_PROBLEM TO WORK ON:_ Would you print every entry below exactly as written, omitting the images?

_RECORDS TO PROCESS:_

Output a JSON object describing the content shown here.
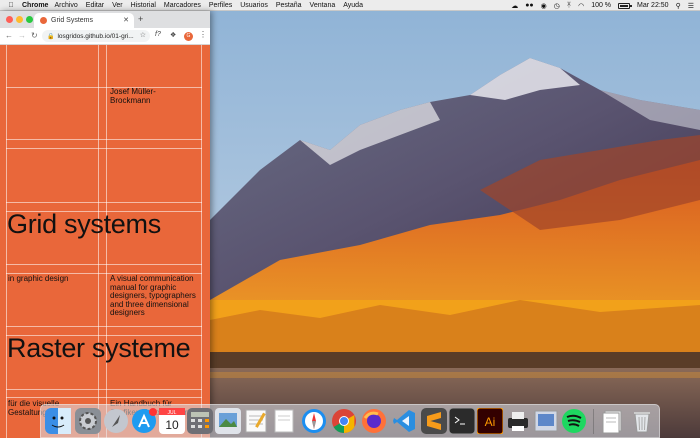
{
  "menubar": {
    "app": "Chrome",
    "items": [
      "Archivo",
      "Editar",
      "Ver",
      "Historial",
      "Marcadores",
      "Perfiles",
      "Usuarios",
      "Pestaña",
      "Ventana",
      "Ayuda"
    ],
    "battery": "100 %",
    "clock": "Mar 22:50"
  },
  "browser": {
    "tab_title": "Grid Systems",
    "url": "losgridos.github.io/01-gri...",
    "profile_initial": "G"
  },
  "page": {
    "author": "Josef Müller-Brockmann",
    "title_en": "Grid systems",
    "subtitle_en": "in graphic design",
    "desc_en": "A visual communication manual for graphic designers, typographers and three dimensional designers",
    "title_de": "Raster systeme",
    "subtitle_de": "für die visuelle Gestaltung",
    "desc_de": "Ein Handbuch für Grafiker, Typographen"
  },
  "dock": {
    "calendar_day": "10",
    "calendar_month": "JUL",
    "ai_label": "Ai"
  },
  "colors": {
    "page_bg": "#e9673a",
    "grid_line": "#ffffff",
    "menubar_bg": "#ececec"
  }
}
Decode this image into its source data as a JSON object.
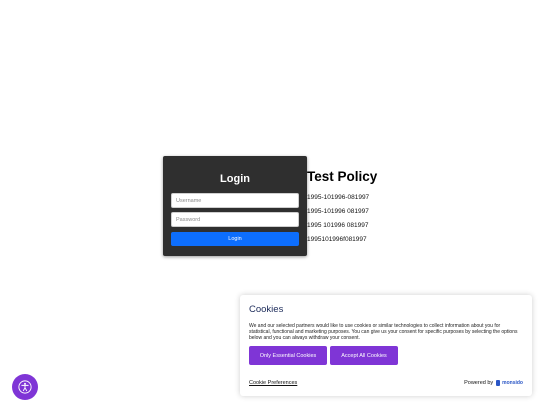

_TASK ANSWER:_
Output a JSON object describing the content shown here.
{
  "menubar": {
    "app": "Chrome",
    "items": [
      "Archivo",
      "Editar",
      "Ver",
      "Historial",
      "Marcadores",
      "Perfiles",
      "Usuarios",
      "Pestaña",
      "Ventana",
      "Ayuda"
    ],
    "battery": "100 %",
    "clock": "Mar 22:50"
  },
  "browser": {
    "tab_title": "Grid Systems",
    "url": "losgridos.github.io/01-gri...",
    "profile_initial": "G"
  },
  "page": {
    "author": "Josef Müller-Brockmann",
    "title_en": "Grid systems",
    "subtitle_en": "in graphic design",
    "desc_en": "A visual communication manual for graphic designers, typographers and three dimensional designers",
    "title_de": "Raster systeme",
    "subtitle_de": "für die visuelle Gestaltung",
    "desc_de": "Ein Handbuch für Grafiker, Typographen"
  },
  "dock": {
    "calendar_day": "10",
    "calendar_month": "JUL",
    "ai_label": "Ai"
  },
  "colors": {
    "page_bg": "#e9673a",
    "grid_line": "#ffffff",
    "menubar_bg": "#ececec"
  }
}
Decode this image into its source data as a JSON object.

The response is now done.